In other ways, many websites whose revenue is dependent on these ads have since seen their rankings, visitors and ultimately revenue fall sharply. Sadly, this will certainly have impacted on the website where I began developing my SEO skills: ReviewCentre.com. It would also impact on new entrepreneurs who may choose to create a new website and offer advertising as their source of revenue. Fortunately, the website I built whilst at ReviewCentre was closed down (by myself) before the Panda started prowling round…

One theory I had was that one effect of the reason would be that websites displaying ads from platforms like Microsoft AdCentre and Yahoo Search Marketing might shift focus to Google ads instead, believing that sites using a Google advertising product wouldn’t be penalised by Google. With just 12 months of data available, commentators will now have a much clearer idea how many abandoned their old ad providers for favour of Google…

Ever since Google announced impending changes to their privacy policy, controversy has been flying about the perceived “threat” to personal data.

The Google Privacy Policy Change – What Does it Mean?

The change to the Google Privacy policy essentially means that login data gleaned from “cookies” created when logging into Google’s products (including Gmail, Google Analytics, Blogger, YouTube and Panoramio) will be shared across all Google platforms, essentially tailoring personal search results for individuals, and allowing a single login to allow access to your accounts across Google.

Viviane Reding, Vice-President at the European Commission and European Commissioner for Justice, Fundamental Rights and Citizenship, was quoted today say that “transparency rules have not been applied” by Google (BBC News and Digital Trends are just two sites referring to her statement.

Google has stated more than once that it believes the new policy complies with European law, and have pledged to implement the changes regardless or Reding’s statement.

Now, call me “devil’s advocate” if you wish, but it was always my belief that Google shared data across it’s platforms from time-to-time.
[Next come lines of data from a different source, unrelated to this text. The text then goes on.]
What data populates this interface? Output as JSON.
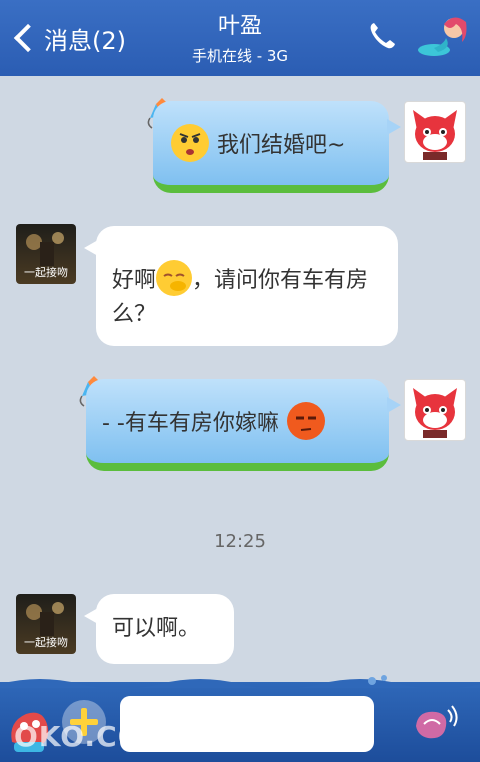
{
  "header": {
    "back_label": "消息(2)",
    "title": "叶盈",
    "subtitle": "手机在线 - 3G"
  },
  "messages": [
    {
      "side": "sent",
      "text": "我们结婚吧~",
      "emoji": "frowning-face-icon"
    },
    {
      "side": "received",
      "text_a": "好啊",
      "text_b": "，请问你有车有房么？",
      "emoji": "shy-face-icon",
      "avatar_label": "一起接吻"
    },
    {
      "side": "sent",
      "text": "- -有车有房你嫁嘛",
      "emoji": "unamused-red-face-icon"
    },
    {
      "side": "received",
      "text": "可以啊。",
      "avatar_label": "一起接吻"
    }
  ],
  "timestamp": "12:25",
  "input": {
    "value": "",
    "placeholder": ""
  },
  "watermark": "OKO.CO",
  "colors": {
    "header": "#2b5db3",
    "chat_bg": "#cfd8e3",
    "sent_bubble": "#9fd0f5",
    "grass": "#5bbd3d"
  }
}
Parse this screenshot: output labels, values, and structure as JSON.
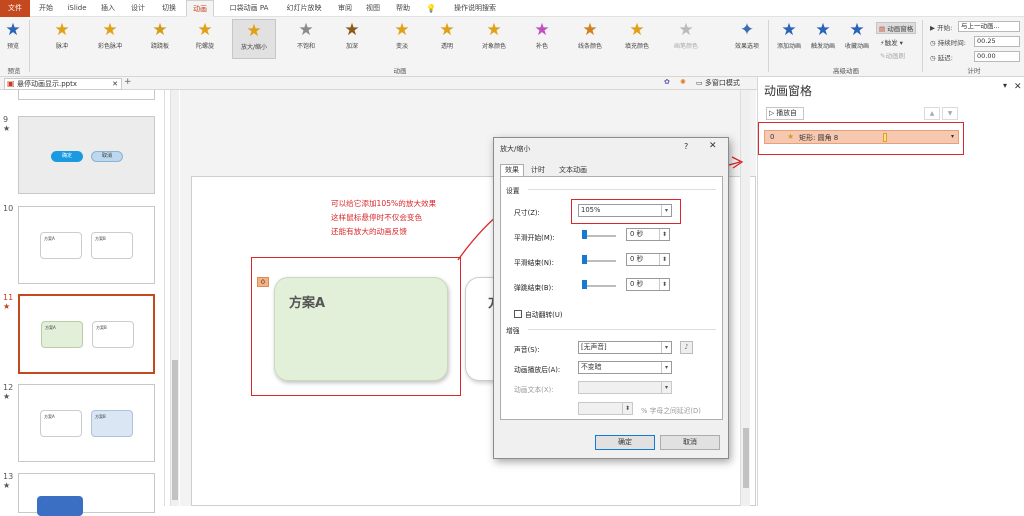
{
  "tabs": [
    "文件",
    "开始",
    "iSlide",
    "插入",
    "设计",
    "切换",
    "动画",
    "口袋动画 PA",
    "幻灯片放映",
    "审阅",
    "视图",
    "帮助",
    "操作说明搜索"
  ],
  "ribbon": {
    "preview": "预览",
    "preview_group": "预览",
    "effects": [
      "脉冲",
      "彩色脉冲",
      "跷跷板",
      "陀螺旋",
      "放大/缩小",
      "不饱和",
      "加深",
      "变淡",
      "透明",
      "对象颜色",
      "补色",
      "线条颜色",
      "填充颜色",
      "画笔颜色"
    ],
    "effect_options": "效果选项",
    "animation_group": "动画",
    "add_anim": "添加动画",
    "trigger_anim": "触发动画",
    "favorite_anim": "收藏动画",
    "anim_pane": "动画窗格",
    "trigger": "触发",
    "anim_painter": "动画刷",
    "advanced_group": "高级动画",
    "start_label": "开始:",
    "start_value": "与上一动画...",
    "duration_label": "持续时间:",
    "duration_value": "00.25",
    "delay_label": "延迟:",
    "delay_value": "00.00",
    "timing_group": "计时"
  },
  "document": {
    "filename": "悬停动画显示.pptx",
    "view_mode": "多窗口模式"
  },
  "slide_numbers": [
    "9",
    "10",
    "11",
    "12",
    "13"
  ],
  "thumb": {
    "confirm": "确定",
    "cancel": "取消",
    "plan_a": "方案A",
    "plan_b": "方案B"
  },
  "slide": {
    "tag": "0",
    "card_a": "方案A",
    "card_b": "方"
  },
  "annotation": [
    "可以给它添加105%的放大效果",
    "这样鼠标悬停时不仅会变色",
    "还能有放大的动画反馈"
  ],
  "anim_pane": {
    "title": "动画窗格",
    "play_from": "播放自",
    "item_index": "0",
    "item_label": "矩形: 圆角 8"
  },
  "dialog": {
    "title": "放大/缩小",
    "tabs": [
      "效果",
      "计时",
      "文本动画"
    ],
    "settings_header": "设置",
    "size_label": "尺寸(Z):",
    "size_value": "105%",
    "smooth_start_label": "平滑开始(M):",
    "smooth_start_value": "0 秒",
    "smooth_end_label": "平滑结束(N):",
    "smooth_end_value": "0 秒",
    "bounce_end_label": "弹跳结束(B):",
    "bounce_end_value": "0 秒",
    "autoreverse_label": "自动翻转(U)",
    "enhance_header": "增强",
    "sound_label": "声音(S):",
    "sound_value": "[无声音]",
    "after_anim_label": "动画播放后(A):",
    "after_anim_value": "不变暗",
    "anim_text_label": "动画文本(X):",
    "delay_pct_label": "% 字母之间延迟(D)",
    "ok": "确定",
    "cancel": "取消"
  },
  "colors": {
    "accent": "#c43e1c",
    "annotation_red": "#d9282b",
    "card_green": "#e2efd9",
    "selected_blue": "#1879d2"
  }
}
I initially suspected this when I logged into my Gmail account, and could switch to Analytics, YouTube and Panoramio without having to log back in. As I set up more set up more accounts, Google spotted this and would automatically link my accounts, noticeably when I joined Google+ last year and my existing Google profiles were automatically listed on my profile.

Now, I don’t see this as a bad thing. Sharing my login details saves me time, allows followers to find me easily, and just makes things more convenient. And, since I always share the same details when joining websites, I’m hardly worried about my details being used by Google. Yes, I’d be unhappy if Google entered a partnership with another company and shared my details, but this is surely covered by Data Protection Acts in the EU and beyond?

Many of us will have accounts on many websites such as Twitter, Facebook, LinkedIn et al, but do we consider that, unless we use pseudonyms to hide our true identity, people such as spammers, stalkers and some of the more annoying web users who are out there can all find us if they want to. I’ve had spammers on my personal blog, and earlier today someone sent me a less than welcome photo direct to my personal e-mail, presumably by making an educated guess as to what my e-mail might be.

My personal opinion is that the New Privacy Policy is hardly an issue on the scale of the backlash I’ve seen on the web. I’d even argue that the perceived or theorized risks to our personal details are unlikely to transpire on the scale that some believe.